__App and web page records__:
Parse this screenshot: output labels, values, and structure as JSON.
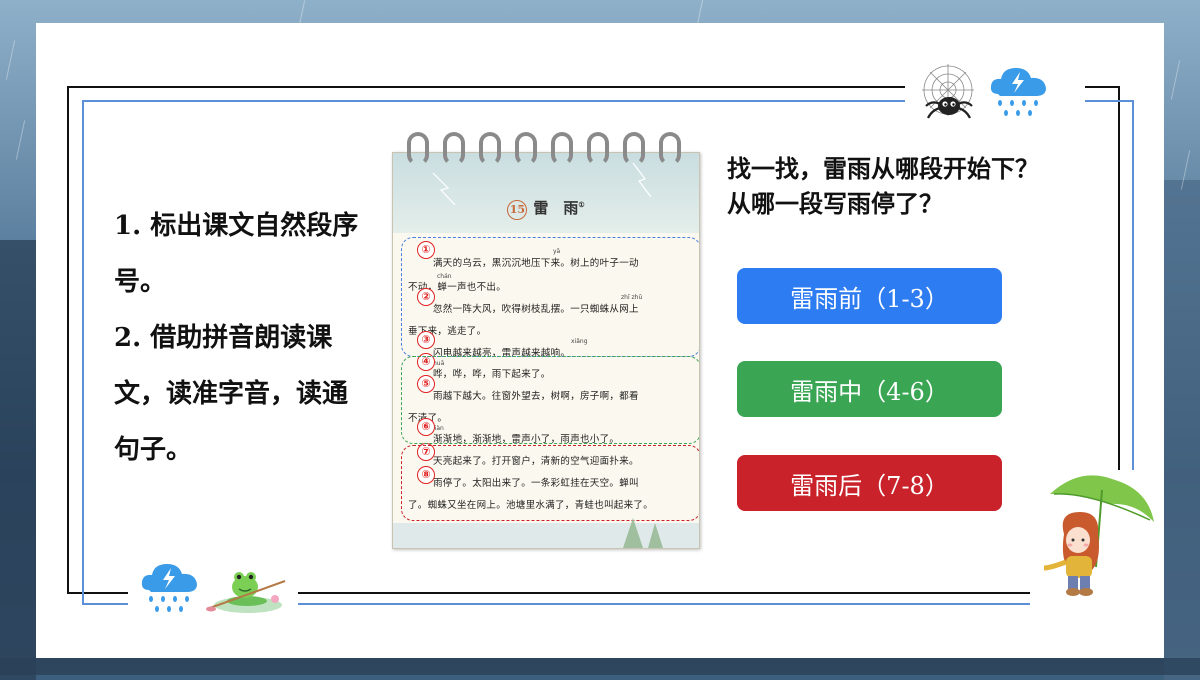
{
  "instructions": {
    "item1": "1. 标出课文自然段序号。",
    "item2": "2. 借助拼音朗读课文，读准字音，读通句子。"
  },
  "question": {
    "line1": "找一找，雷雨从哪段开始下？",
    "line2": "从哪一段写雨停了？"
  },
  "buttons": {
    "before": "雷雨前（1-3）",
    "during": "雷雨中（4-6）",
    "after": "雷雨后（7-8）"
  },
  "colors": {
    "before": "#2e7cf2",
    "during": "#3aa654",
    "after": "#c9222a",
    "frame_blue": "#5b8fd6"
  },
  "notebook": {
    "lesson_number": "15",
    "lesson_title": "雷　雨",
    "footnote_mark": "①",
    "paragraph_markers": [
      "①",
      "②",
      "③",
      "④",
      "⑤",
      "⑥",
      "⑦",
      "⑧"
    ],
    "lines": [
      "满天的乌云，黑沉沉地压下来。树上的叶子一动",
      "不动，蝉一声也不出。",
      "忽然一阵大风，吹得树枝乱摆。一只蜘蛛从网上",
      "垂下来，逃走了。",
      "闪电越来越亮，雷声越来越响。",
      "哗，哗，哗，雨下起来了。",
      "雨越下越大。往窗外望去，树啊，房子啊，都看",
      "不清了。",
      "渐渐地，渐渐地，雷声小了，雨声也小了。",
      "天亮起来了。打开窗户，清新的空气迎面扑来。",
      "雨停了。太阳出来了。一条彩虹挂在天空。蝉叫",
      "了。蜘蛛又坐在网上。池塘里水满了，青蛙也叫起来了。"
    ],
    "pinyin": [
      "yā",
      "chán",
      "zhī zhū",
      "xiǎng",
      "huā",
      "jiàn"
    ]
  },
  "icons": [
    "cloud-lightning-icon",
    "spider-icon",
    "frog-icon",
    "girl-umbrella-icon"
  ]
}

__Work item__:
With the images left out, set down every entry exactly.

__Answer for the task__:
Parse this screenshot: output labels, values, and structure as JSON.
{
  "instructions": {
    "item1": "1. 标出课文自然段序号。",
    "item2": "2. 借助拼音朗读课文，读准字音，读通句子。"
  },
  "question": {
    "line1": "找一找，雷雨从哪段开始下？",
    "line2": "从哪一段写雨停了？"
  },
  "buttons": {
    "before": "雷雨前（1-3）",
    "during": "雷雨中（4-6）",
    "after": "雷雨后（7-8）"
  },
  "colors": {
    "before": "#2e7cf2",
    "during": "#3aa654",
    "after": "#c9222a",
    "frame_blue": "#5b8fd6"
  },
  "notebook": {
    "lesson_number": "15",
    "lesson_title": "雷　雨",
    "footnote_mark": "①",
    "paragraph_markers": [
      "①",
      "②",
      "③",
      "④",
      "⑤",
      "⑥",
      "⑦",
      "⑧"
    ],
    "lines": [
      "满天的乌云，黑沉沉地压下来。树上的叶子一动",
      "不动，蝉一声也不出。",
      "忽然一阵大风，吹得树枝乱摆。一只蜘蛛从网上",
      "垂下来，逃走了。",
      "闪电越来越亮，雷声越来越响。",
      "哗，哗，哗，雨下起来了。",
      "雨越下越大。往窗外望去，树啊，房子啊，都看",
      "不清了。",
      "渐渐地，渐渐地，雷声小了，雨声也小了。",
      "天亮起来了。打开窗户，清新的空气迎面扑来。",
      "雨停了。太阳出来了。一条彩虹挂在天空。蝉叫",
      "了。蜘蛛又坐在网上。池塘里水满了，青蛙也叫起来了。"
    ],
    "pinyin": [
      "yā",
      "chán",
      "zhī zhū",
      "xiǎng",
      "huā",
      "jiàn"
    ]
  },
  "icons": [
    "cloud-lightning-icon",
    "spider-icon",
    "frog-icon",
    "girl-umbrella-icon"
  ]
}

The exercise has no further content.